Exclusive – Police confirm Yes Scotland communications were “illegally accessed”


  By a Newsnet reporter
A police investigation into alleged hacking of an email account linked to the Yes Scotland campaign is still on-going it has been confirmed.
Reports today in a national newspaper appeared to suggest that claims from the pro-independence group that its emails had been illegally accessed were baseless and that no evidence of hacking had been uncovered.

However Newsnet Scotland has learned that the hacking inquiry is indeed continuing and that the police have now narrowed the focus of their investigation down to a private email account belonging to a senior Yes Scotland member.

Speaking to Newsnet Scotland earlier today a spokeswoman for Police Scotland confirmed that attention had now turned to a private email account.

Newsnet Scotland understands that this account contained the communications believed to have fallen into the hands of a journalist who contacted Yes Scotland earlier this year asking questions.  However suspicions were aroused after the journalist unwittingly revealed information that had not been publicly disclosed by the pro-independence campaign group.

It subsequently emerged that electronic communications had been illegally accessed a complaint was made to the police who began a full investigation.

Following the publication of an article by the Herald newspaper in which it was claimed that no evidence of Yes Scotland emails being hacked had been found, Newsnet Scotland contacted Police Scotland to clarify the newspaper’s claims.

After a conversation with a spokeswoman, a statement was released on behalf of Detective Superintendent Steven Wilson, which read:

“A full and thorough investigation was carried out, however, no criminality linked to a ‘Yes Scotland’ email account has been established.”

However the statement then confirmed communications contained in a private email account linked to the pro-independence campaign group may have been illegally hacked and that an offence had been committed.

It added: “Police Scotland has investigated a complaint regarding unauthorised access to a private email account where communications with Yes Scotland were illegally accessed.

“Enquiries to date have revealed no indication that the access of this material was the primary motive of the culprit.   Yes Scotland has assisted Police Scotland at every stage of the enquiry which continues in relation to the offence committed against the private individual.”

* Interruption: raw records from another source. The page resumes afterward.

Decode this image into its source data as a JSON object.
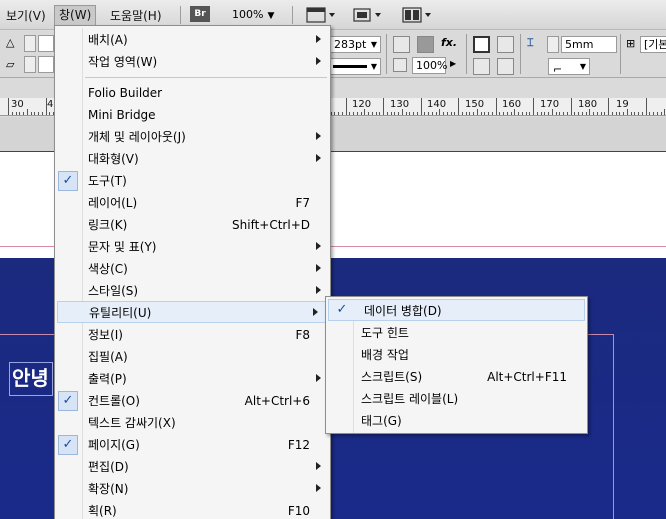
{
  "menubar": {
    "items": [
      {
        "label": "보기(V)"
      },
      {
        "label": "창(W)"
      },
      {
        "label": "도움말(H)"
      }
    ],
    "bridge_badge": "Br",
    "zoom": "100%"
  },
  "control": {
    "font_size": "283pt",
    "scale": "100%",
    "width_value": "5mm",
    "style_name": "[기본"
  },
  "ruler": {
    "labels": [
      "30",
      "4",
      "120",
      "130",
      "140",
      "150",
      "160",
      "170",
      "180",
      "19"
    ]
  },
  "document": {
    "text_frame": "안녕"
  },
  "window_menu": {
    "items": [
      {
        "label": "배치(A)",
        "submenu": true
      },
      {
        "label": "작업 영역(W)",
        "submenu": true
      },
      {
        "label": "Folio Builder"
      },
      {
        "label": "Mini Bridge"
      },
      {
        "label": "개체 및 레이아웃(J)",
        "submenu": true
      },
      {
        "label": "대화형(V)",
        "submenu": true
      },
      {
        "label": "도구(T)",
        "checked": true
      },
      {
        "label": "레이어(L)",
        "shortcut": "F7"
      },
      {
        "label": "링크(K)",
        "shortcut": "Shift+Ctrl+D"
      },
      {
        "label": "문자 및 표(Y)",
        "submenu": true
      },
      {
        "label": "색상(C)",
        "submenu": true
      },
      {
        "label": "스타일(S)",
        "submenu": true
      },
      {
        "label": "유틸리티(U)",
        "submenu": true,
        "highlighted": true
      },
      {
        "label": "정보(I)",
        "shortcut": "F8"
      },
      {
        "label": "집필(A)"
      },
      {
        "label": "출력(P)",
        "submenu": true
      },
      {
        "label": "컨트롤(O)",
        "shortcut": "Alt+Ctrl+6",
        "checked": true
      },
      {
        "label": "텍스트 감싸기(X)"
      },
      {
        "label": "페이지(G)",
        "shortcut": "F12",
        "checked": true
      },
      {
        "label": "편집(D)",
        "submenu": true
      },
      {
        "label": "확장(N)",
        "submenu": true
      },
      {
        "label": "획(R)",
        "shortcut": "F10"
      }
    ]
  },
  "utilities_submenu": {
    "items": [
      {
        "label": "데이터 병합(D)",
        "checked": true,
        "highlighted": true
      },
      {
        "label": "도구 힌트"
      },
      {
        "label": "배경 작업"
      },
      {
        "label": "스크립트(S)",
        "shortcut": "Alt+Ctrl+F11"
      },
      {
        "label": "스크립트 레이블(L)"
      },
      {
        "label": "태그(G)"
      }
    ]
  },
  "colors": {
    "accent_check": "#1a4fa0",
    "highlight": "#e5eef9",
    "page_blue": "#1b2a7e"
  }
}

A spokesman for Yes Scotland said: “Police Scotland has confirmed to us that enquiries are ongoing into the illegal hacking of a personal email account of a senior member of the Yes Scotland team.

“This account was being used for Yes Scotland business and there is no dispute that the information being unlawfully accessed from it related directly to Yes Scotland.  Indeed, the hacker used information hacked from this account to make direct contact with members of the Yes Scotland Advisory Board.”

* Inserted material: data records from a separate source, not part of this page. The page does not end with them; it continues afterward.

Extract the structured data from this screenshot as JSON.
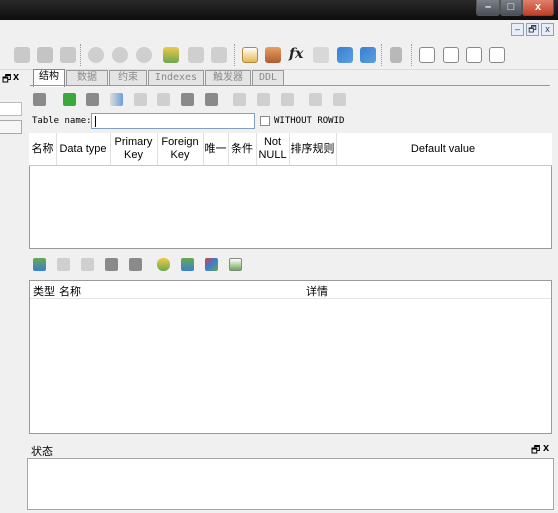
{
  "window": {
    "min_glyph": "–",
    "max_glyph": "□",
    "close_glyph": "x"
  },
  "mdi": {
    "restore_glyph": "🗗",
    "close_glyph": "x",
    "min_glyph": "–"
  },
  "left_panel": {
    "pin_glyph": "🗗",
    "close_glyph": "x"
  },
  "tabs": [
    {
      "label": "结构",
      "active": true
    },
    {
      "label": "数据",
      "active": false
    },
    {
      "label": "约束",
      "active": false
    },
    {
      "label": "Indexes",
      "active": false
    },
    {
      "label": "触发器",
      "active": false
    },
    {
      "label": "DDL",
      "active": false
    }
  ],
  "table_name": {
    "label": "Table name:",
    "value": "",
    "without_rowid_label": "WITHOUT ROWID"
  },
  "columns_grid": {
    "headers": [
      "名称",
      "Data type",
      "Primary Key",
      "Foreign Key",
      "唯一",
      "条件",
      "Not NULL",
      "排序规则",
      "Default value"
    ]
  },
  "constraints_grid": {
    "headers": [
      "类型",
      "名称",
      "详情"
    ]
  },
  "status_panel": {
    "title": "状态",
    "pin_glyph": "🗗",
    "close_glyph": "x"
  },
  "toolbar": {
    "fx_label": "fx"
  },
  "colors": {
    "accent": "#3a7fd0",
    "title_bar": "#111111",
    "close_button": "#c8452f"
  }
}
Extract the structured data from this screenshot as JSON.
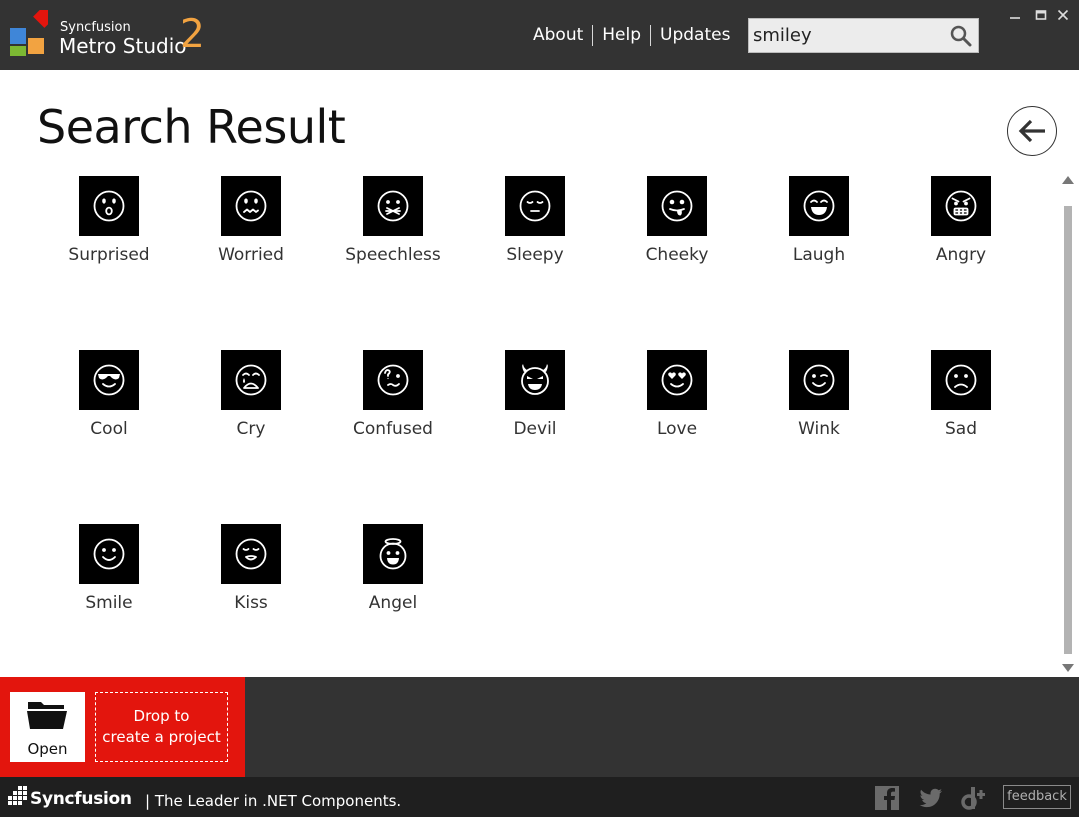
{
  "app": {
    "company": "Syncfusion",
    "product": "Metro Studio",
    "version": "2",
    "accent": "#f2a341",
    "header_bg": "#333333"
  },
  "nav": {
    "about": "About",
    "help": "Help",
    "updates": "Updates"
  },
  "search": {
    "value": "smiley",
    "icon": "search-icon"
  },
  "window_controls": [
    "minimize-icon",
    "maximize-icon",
    "close-icon"
  ],
  "main": {
    "title": "Search Result",
    "back_icon": "back-arrow-icon"
  },
  "icons": [
    {
      "label": "Surprised",
      "icon": "surprised"
    },
    {
      "label": "Worried",
      "icon": "worried"
    },
    {
      "label": "Speechless",
      "icon": "speechless"
    },
    {
      "label": "Sleepy",
      "icon": "sleepy"
    },
    {
      "label": "Cheeky",
      "icon": "cheeky"
    },
    {
      "label": "Laugh",
      "icon": "laugh"
    },
    {
      "label": "Angry",
      "icon": "angry"
    },
    {
      "label": "Cool",
      "icon": "cool"
    },
    {
      "label": "Cry",
      "icon": "cry"
    },
    {
      "label": "Confused",
      "icon": "confused"
    },
    {
      "label": "Devil",
      "icon": "devil"
    },
    {
      "label": "Love",
      "icon": "love"
    },
    {
      "label": "Wink",
      "icon": "wink"
    },
    {
      "label": "Sad",
      "icon": "sad"
    },
    {
      "label": "Smile",
      "icon": "smile"
    },
    {
      "label": "Kiss",
      "icon": "kiss"
    },
    {
      "label": "Angel",
      "icon": "angel"
    }
  ],
  "bottom": {
    "open_label": "Open",
    "drop_line1": "Drop to",
    "drop_line2": "create a project",
    "drop_bg": "#e3150d"
  },
  "footer": {
    "brand": "Syncfusion",
    "tagline": "| The Leader in .NET Components.",
    "feedback": "feedback",
    "social": [
      "facebook-icon",
      "twitter-icon",
      "delicious-icon"
    ]
  }
}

Confirmation that hacking of communications linked to Yes Scotland has taken place and is still under investigation will prove embarrassing for the anti-independence campaign Better Together who today issued a statement blaming their rivals for an “extraordinary waste of police time”.

Speaking to the Herald, a spokesman for Better Together claimed the emails had in fact been deliberately leaked and said:

“Under serious pressure over the damaging allegations contained in the leaked emails, the First Minister implied media involvement in hacking the email accounts of the independence campaign and threatened serious repercussions for the media. Blair Jenkins then claimed they had been subject of a sinister criminal attack.

“The reality is this was a deliberate and cynical attempt to deflect attention away from the fact the Yes campaign had been caught deceiving Scots. This has been an extraordinary waste of police time.”

Newsnet Scotland has this morning asked Better Together head of communications Rob Shorthouse if the campaign group stands by the accusation that reporting the matter to police was a “waste of police time.”

Responding, Mr Shorthouse said: “We absolutely stand by our statement. There was one reason and one reason only why the Yes Campaign pushed this story in the way that they did.  It was to try and deflect away from the fact that they had been caught paying people to write nice things about them.”

MEANWHILE, in a separate blow to the No campaign, it has emerged that they have been rebuked for sending out hundreds of thousands of unsolicited text messages which told recipients that “We are stronger together”.

The story, originally broken by Newsnet Scotland but ignored by the Scottish media, saw people sent the messages which asked the how they intended to vote in the independence referendum.  In total the anti-independence campaign sent out 300,000 text messages but failed to get consent from recipients.

ICO Assistant Commissioner for Scotland, Ken Macdonald, said: “The Scottish referendum is an important issue, and we understand why both sides of the debate want to communicate with potential voters.  But it is absolutely crucial that they continue to do so in a manner that respects the rules that exist to protect consumers.

“If people consider the messages or calls they are receiving to be causing them a nuisance, there is a real danger that they will not only lose faith with the group who sent the message, but will lose interest in the entire process.  There’s no room to get this wrong and we hope the action taken against Better Together today sends out a warning that campaigners involved in the referendum debate must not unlawfully pester and annoy people with unwanted text messages.”